Originally published on cbc.ca/sports
The search for the next Lionel Messi or LeBron James may one day soon involve playing a video game.
In fact, in some ways, this virtual-reality future is already upon us.
While sports scientists have long studied the world’s top athletes, they are now using a mix of analytics and retro-like video games to test what some say is the next frontier in sports — the mind.
This unquenchable thirst for data, which in recent years has swallowed everything — from physical training to the price of beer at stadiums — has turned its sights towards digitizing the decision-making abilities of the great ones.

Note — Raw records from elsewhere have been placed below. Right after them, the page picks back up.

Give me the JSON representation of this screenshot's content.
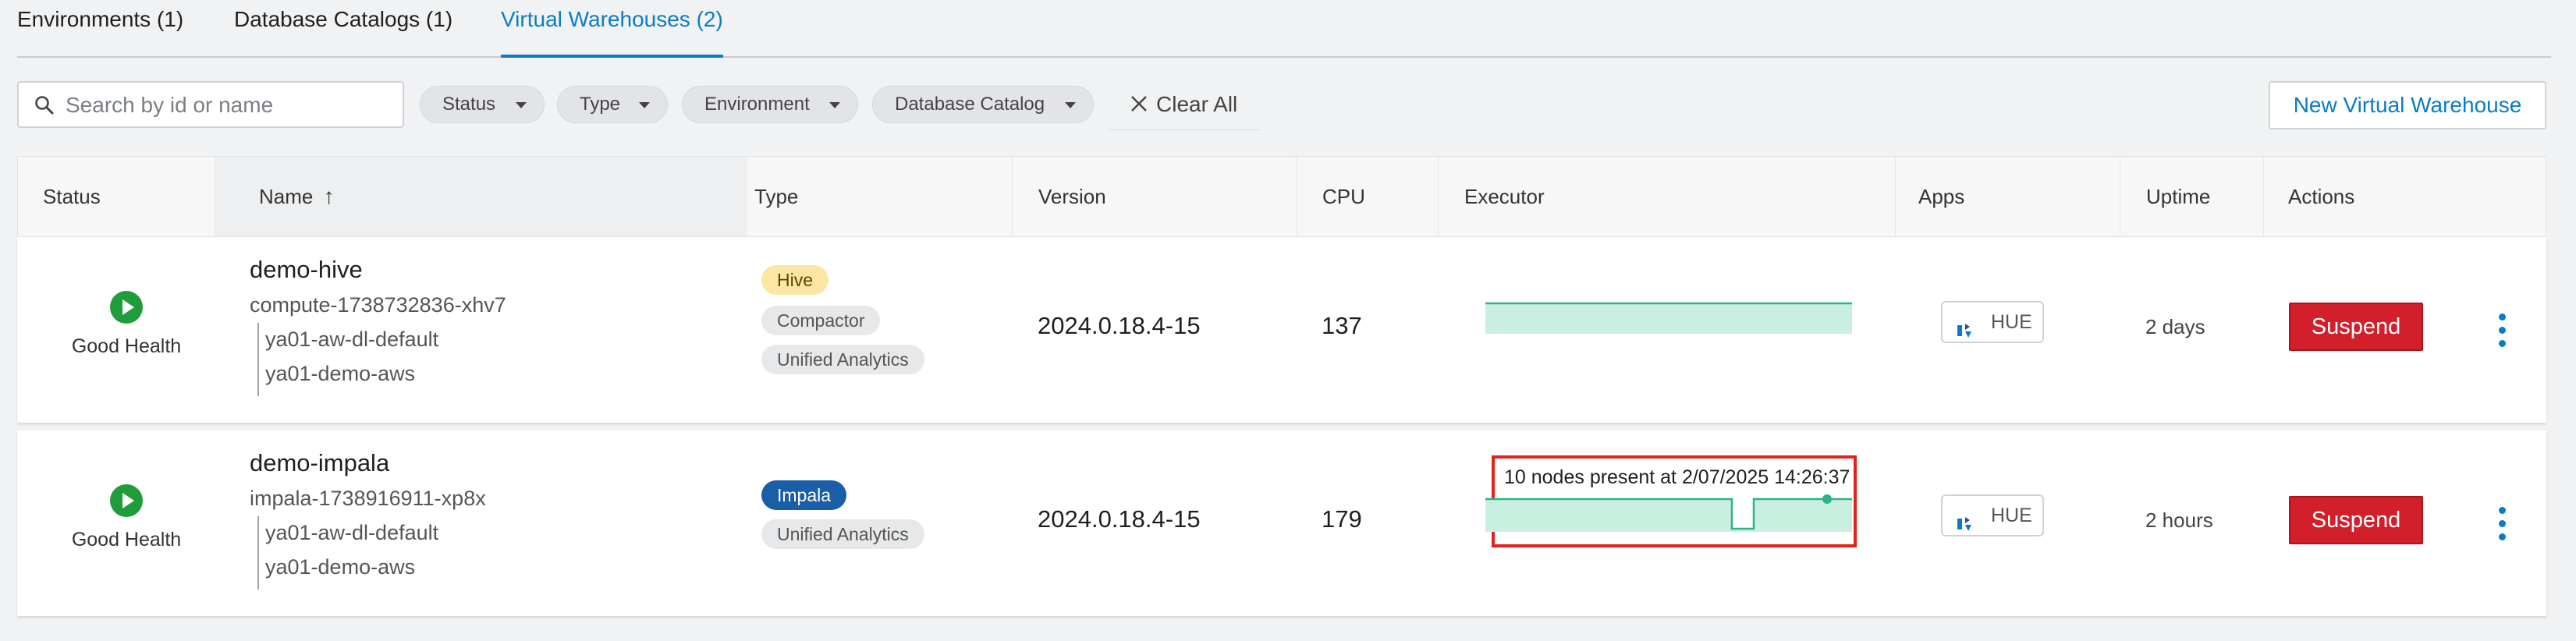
{
  "tabs": [
    {
      "label": "Environments (1)",
      "active": false
    },
    {
      "label": "Database Catalogs (1)",
      "active": false
    },
    {
      "label": "Virtual Warehouses (2)",
      "active": true
    }
  ],
  "toolbar": {
    "search_placeholder": "Search by id or name",
    "filters": [
      "Status",
      "Type",
      "Environment",
      "Database Catalog"
    ],
    "clear_all": "Clear All",
    "new_button": "New Virtual Warehouse"
  },
  "table": {
    "columns": [
      "Status",
      "Name",
      "Type",
      "Version",
      "CPU",
      "Executor",
      "Apps",
      "Uptime",
      "Actions"
    ],
    "sort_column": "Name",
    "sort_indicator": "↑",
    "rows": [
      {
        "status": "Good Health",
        "name": "demo-hive",
        "id": "compute-1738732836-xhv7",
        "environment": "ya01-aw-dl-default",
        "catalog": "ya01-demo-aws",
        "types": [
          "Hive",
          "Compactor",
          "Unified Analytics"
        ],
        "version": "2024.0.18.4-15",
        "cpu": "137",
        "app": "HUE",
        "uptime": "2 days",
        "action": "Suspend"
      },
      {
        "status": "Good Health",
        "name": "demo-impala",
        "id": "impala-1738916911-xp8x",
        "environment": "ya01-aw-dl-default",
        "catalog": "ya01-demo-aws",
        "types": [
          "Impala",
          "Unified Analytics"
        ],
        "version": "2024.0.18.4-15",
        "cpu": "179",
        "executor_tooltip": "10 nodes present at 2/07/2025 14:26:37",
        "app": "HUE",
        "uptime": "2 hours",
        "action": "Suspend"
      }
    ]
  },
  "colors": {
    "accent": "#0a7cc6",
    "healthy": "#1f9d3a",
    "suspend": "#d21f2a",
    "executor_fill": "#c8efdf",
    "executor_line": "#2bb48c",
    "highlight": "#e2231a"
  }
}
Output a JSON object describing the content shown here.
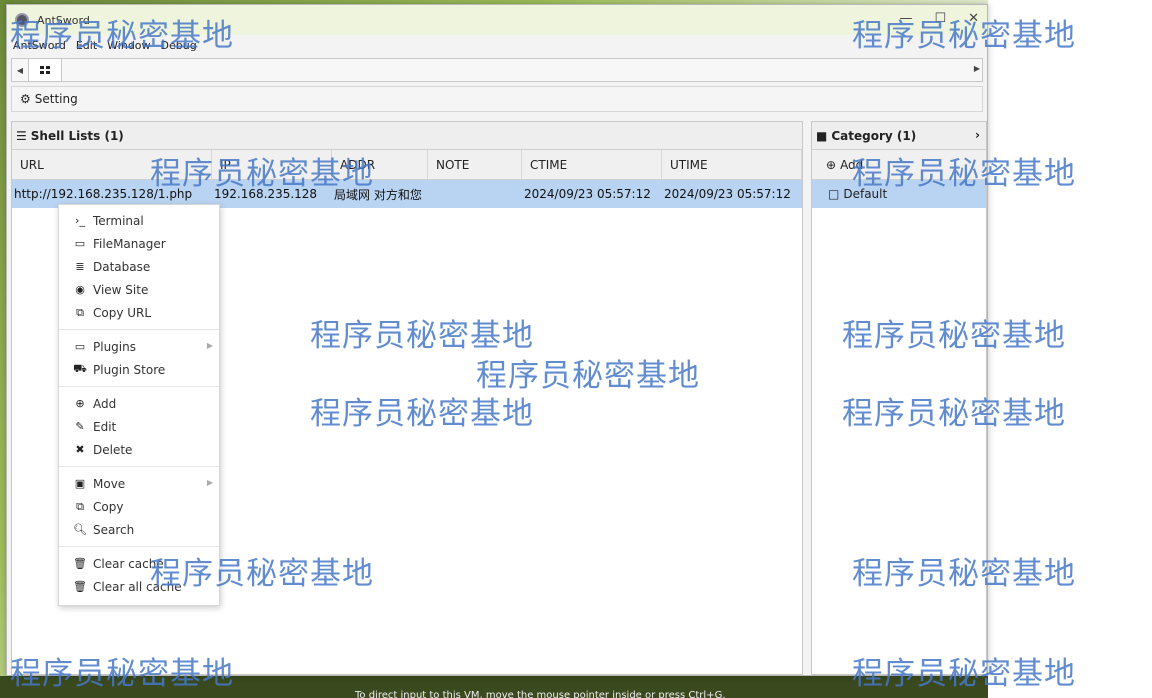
{
  "window": {
    "title": "AntSword",
    "controls": [
      "—",
      "☐",
      "✕"
    ]
  },
  "menubar": [
    "AntSword",
    "Edit",
    "Window",
    "Debug"
  ],
  "toolbar": {
    "setting_label": "Setting"
  },
  "shell_panel": {
    "title": "Shell Lists (1)",
    "columns": [
      "URL",
      "IP",
      "ADDR",
      "NOTE",
      "CTIME",
      "UTIME"
    ],
    "rows": [
      {
        "url": "http://192.168.235.128/1.php",
        "ip": "192.168.235.128",
        "addr": "局域网 对方和您",
        "note": "",
        "ctime": "2024/09/23 05:57:12",
        "utime": "2024/09/23 05:57:12"
      }
    ]
  },
  "category_panel": {
    "title": "Category (1)",
    "add_label": "Add",
    "items": [
      "Default"
    ]
  },
  "context_menu": {
    "groups": [
      [
        "Terminal",
        "FileManager",
        "Database",
        "View Site",
        "Copy URL"
      ],
      [
        "Plugins",
        "Plugin Store"
      ],
      [
        "Add",
        "Edit",
        "Delete"
      ],
      [
        "Move",
        "Copy",
        "Search"
      ],
      [
        "Clear cache",
        "Clear all cache"
      ]
    ]
  },
  "watermark": "程序员秘密基地",
  "vm_hint": "To direct input to this VM, move the mouse pointer inside or press Ctrl+G."
}
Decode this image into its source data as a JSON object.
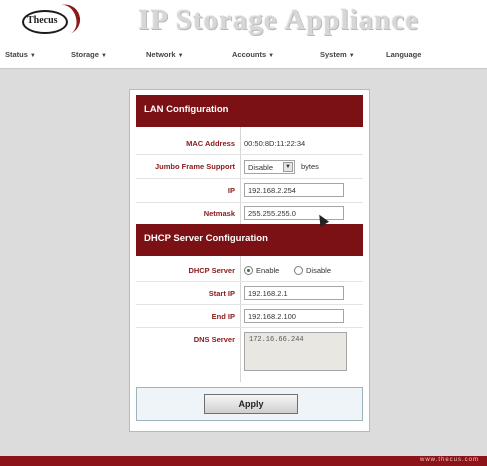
{
  "header": {
    "logo_text": "Thecus",
    "app_title": "IP Storage Appliance"
  },
  "nav": {
    "items": [
      {
        "label": "Status",
        "has_menu": true
      },
      {
        "label": "Storage",
        "has_menu": true
      },
      {
        "label": "Network",
        "has_menu": true
      },
      {
        "label": "Accounts",
        "has_menu": true
      },
      {
        "label": "System",
        "has_menu": true
      },
      {
        "label": "Language",
        "has_menu": false
      }
    ],
    "caret": "▼"
  },
  "lan": {
    "title": "LAN Configuration",
    "mac_label": "MAC Address",
    "mac_value": "00:50:8D:11:22:34",
    "jumbo_label": "Jumbo Frame Support",
    "jumbo_value": "Disable",
    "jumbo_unit": "bytes",
    "ip_label": "IP",
    "ip_value": "192.168.2.254",
    "netmask_label": "Netmask",
    "netmask_value": "255.255.255.0"
  },
  "dhcp": {
    "title": "DHCP Server Configuration",
    "server_label": "DHCP Server",
    "enable_label": "Enable",
    "disable_label": "Disable",
    "selected": "Enable",
    "start_label": "Start IP",
    "start_value": "192.168.2.1",
    "end_label": "End IP",
    "end_value": "192.168.2.100",
    "dns_label": "DNS Server",
    "dns_value": "172.16.66.244"
  },
  "actions": {
    "apply_label": "Apply"
  },
  "footer": {
    "url": "www.thecus.com"
  },
  "colors": {
    "brand_red": "#7b1115",
    "label_red": "#8b1a1a",
    "content_bg": "#dcdcdc"
  }
}
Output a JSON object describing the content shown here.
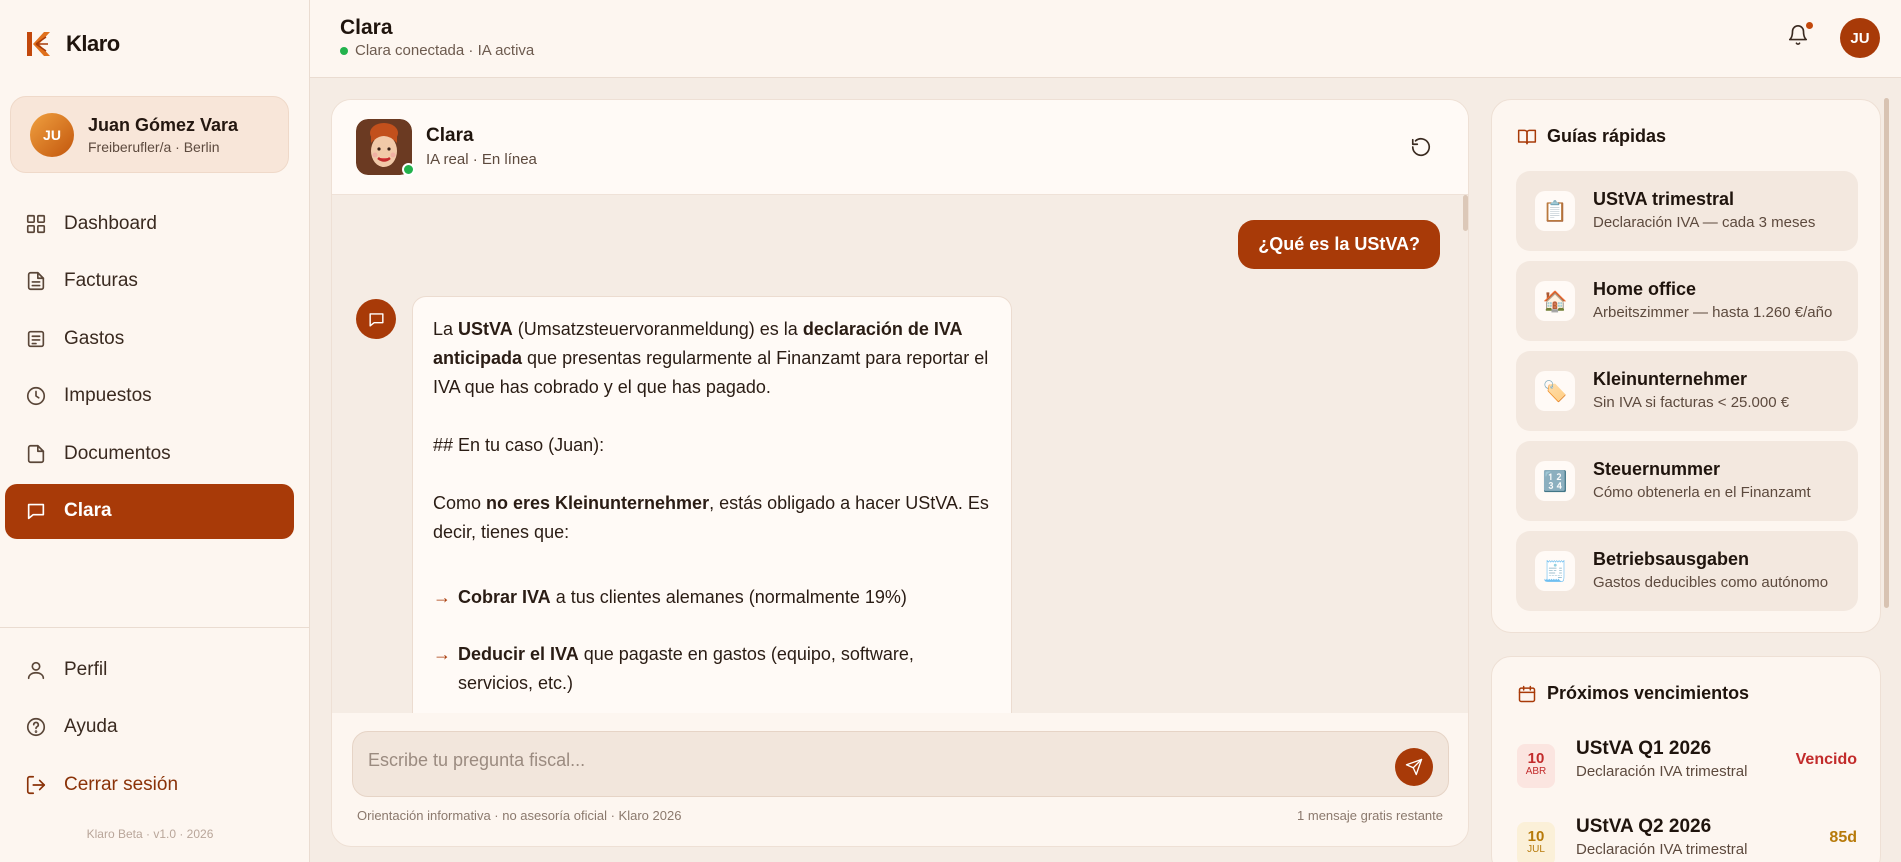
{
  "brand": {
    "name": "Klaro"
  },
  "user": {
    "initials": "JU",
    "name": "Juan Gómez Vara",
    "subtitle": "Freiberufler/a · Berlin"
  },
  "nav": {
    "dashboard": "Dashboard",
    "facturas": "Facturas",
    "gastos": "Gastos",
    "impuestos": "Impuestos",
    "documentos": "Documentos",
    "clara": "Clara"
  },
  "nav_bottom": {
    "perfil": "Perfil",
    "ayuda": "Ayuda",
    "logout": "Cerrar sesión"
  },
  "version": "Klaro Beta · v1.0 · 2026",
  "header": {
    "title": "Clara",
    "status": "Clara conectada · IA activa",
    "avatar_initials": "JU"
  },
  "chat": {
    "name": "Clara",
    "subtitle": "IA real · En línea",
    "user_message": "¿Qué es la UStVA?",
    "bot": {
      "p1_a": "La ",
      "p1_b": "UStVA",
      "p1_c": " (Umsatzsteuervoranmeldung) es la ",
      "p1_d": "declaración de IVA anticipada",
      "p1_e": " que presentas regularmente al Finanzamt para reportar el IVA que has cobrado y el que has pagado.",
      "p2": "## En tu caso (Juan):",
      "p3_a": "Como ",
      "p3_b": "no eres Kleinunternehmer",
      "p3_c": ", estás obligado a hacer UStVA. Es decir, tienes que:",
      "arrow": "→",
      "b1_a": "Cobrar IVA",
      "b1_b": " a tus clientes alemanes (normalmente 19%)",
      "b2_a": "Deducir el IVA",
      "b2_b": " que pagaste en gastos (equipo, software, servicios, etc.)"
    },
    "input_placeholder": "Escribe tu pregunta fiscal...",
    "footer_left": "Orientación informativa · no asesoría oficial · Klaro 2026",
    "footer_right": "1 mensaje gratis restante"
  },
  "guides": {
    "title": "Guías rápidas",
    "items": [
      {
        "icon": "📋",
        "icon_name": "clipboard-icon",
        "title": "UStVA trimestral",
        "subtitle": "Declaración IVA — cada 3 meses"
      },
      {
        "icon": "🏠",
        "icon_name": "house-icon",
        "title": "Home office",
        "subtitle": "Arbeitszimmer — hasta 1.260 €/año"
      },
      {
        "icon": "🏷️",
        "icon_name": "tag-icon",
        "title": "Kleinunternehmer",
        "subtitle": "Sin IVA si facturas < 25.000 €"
      },
      {
        "icon": "🔢",
        "icon_name": "numbers-icon",
        "title": "Steuernummer",
        "subtitle": "Cómo obtenerla en el Finanzamt"
      },
      {
        "icon": "🧾",
        "icon_name": "receipt-icon",
        "title": "Betriebsausgaben",
        "subtitle": "Gastos deducibles como autónomo"
      }
    ]
  },
  "deadlines": {
    "title": "Próximos vencimientos",
    "items": [
      {
        "day": "10",
        "month": "ABR",
        "title": "UStVA Q1 2026",
        "subtitle": "Declaración IVA trimestral",
        "status": "Vencido"
      },
      {
        "day": "10",
        "month": "JUL",
        "title": "UStVA Q2 2026",
        "subtitle": "Declaración IVA trimestral",
        "status": "85d"
      }
    ]
  },
  "colors": {
    "accent": "#a83a08",
    "online": "#22b24c",
    "overdue": "#c22b2b",
    "upcoming": "#b77a0a"
  }
}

To crack these cognitive secrets, a billion-dollar brain-gaming industry has arisen, leading some to wonder whether kids should be shooting down aliens to hone their minds as readily as they hit the gym if they too are to enter the sporting heavens.
One such program, IntelliGym, was initially developed for Israeli fighter pilots. Bearing an uncanny resemblance to Asteroids — the old-school arcade favourite that pits players against an alien space fleet — this program is being used by top European soccer clubs to test and improve the spatial awareness of academy prospects.
In March, Jurrit Sanders, a sport scientist at Dutch club PSV Eindhoven, told the New York Times about these efforts. While the results aren’t conclusive, the club is sufficiently intrigued to push on after finding that “players who come in low on the tests tend to leave the club at a low level” and those that come high “tend to leave on a high level.”
On this side of the Atlantic, there are several sports franchises investing in a similar Canadian-based technology called NeuroTracker, including the NHL’s Pittsburgh Penguins and the NFL’s Atlanta Falcons. However, few have delved as deep as U.S. Soccer, which will soon wrap up a three-year study involving more than 10,000 elite prospects.
“What I can tell you,” says Jared Micklos director of the U.S. Soccer Development Academy, “is that [we] have certainly found a positive trend — elite athletes score better. But for now the point is to obtain data; soon we’ll start figuring out what it really says.”
One of the lingering doubts about the abilities of these programs revolves around what scientist call “transfer” — the idea that practice in one task will automatically carry over to success in another.
For former Canadian Olympic snowboarder Caroline Calvé, there is no debate.
“For me it’s a no-brainer. Of course it translates,” says Calvé, who after a disappointing finish at Vancouver 2010 saw her ranking jump from 20th to sixth in the world with the help of NeuroTracker. “If I’m on [the game] and lose my focus then — just like on the hill — my performance suffers.”
Matt Ryan, who recently quarterbacked the Falcons to the Super Bowl, echoes Calvé’s sentiment. Ryan, who uses NeuroTracker three times a week, told the New York Times: “Players spend a lot of time working on our bodies [but] it’s equally important to have our mind operating on a high level… That’s exactly what [this program] helps you do.”
Measuring these gains on a scientific level, however, is another matter, says Brian Christie, a neuroscientist with both the University of Victoria and University of British Columbia. The problem, in part, he says, is due to a series of intangibles (specifically the Hawthorne Effect):
“Let’s say you have a bunch of swimmers and right before the Olympics you give them new swimsuits — skin tight, they look good — which you say will decrease water resistance to make them faster. Even if these suits are nothing more than [a placebo], the team will do better, because they think they will do better.”
Killing the social game
Nevertheless, Christie does believe that cognitive devices like NeuroTracker can increase focus. So much so that he questions whether “NeuroTracker is completely aware of what they’ve got.”
After five years of studying the device, Christie says, the real beauty of this program may lie not with its on-field predictive ability, but with diagnosing concussions.
“Basically, across the board, at any age, you have a 40 per cent drop in your ability to do this [program] if you’re concussed. So [within minutes] you can tell, especially if you have a baseline, if an individual is impaired.”
Christie is further encouraged by tests on patients dealing with sub-clinical dementia.
“We actually have a group of aged individuals who are worried about cognitive decline and they are going crazy over this because they think it’s helping their bridge scores. I’m not sure yet if it’s the Hawthorne Effect but they’re killing it in their social game.”
For now, says Christie, it’s early days.
“As the research accumulates we’ll know where we go from here.”
So don’t press the reset button just yet — the machines may or may not be coming.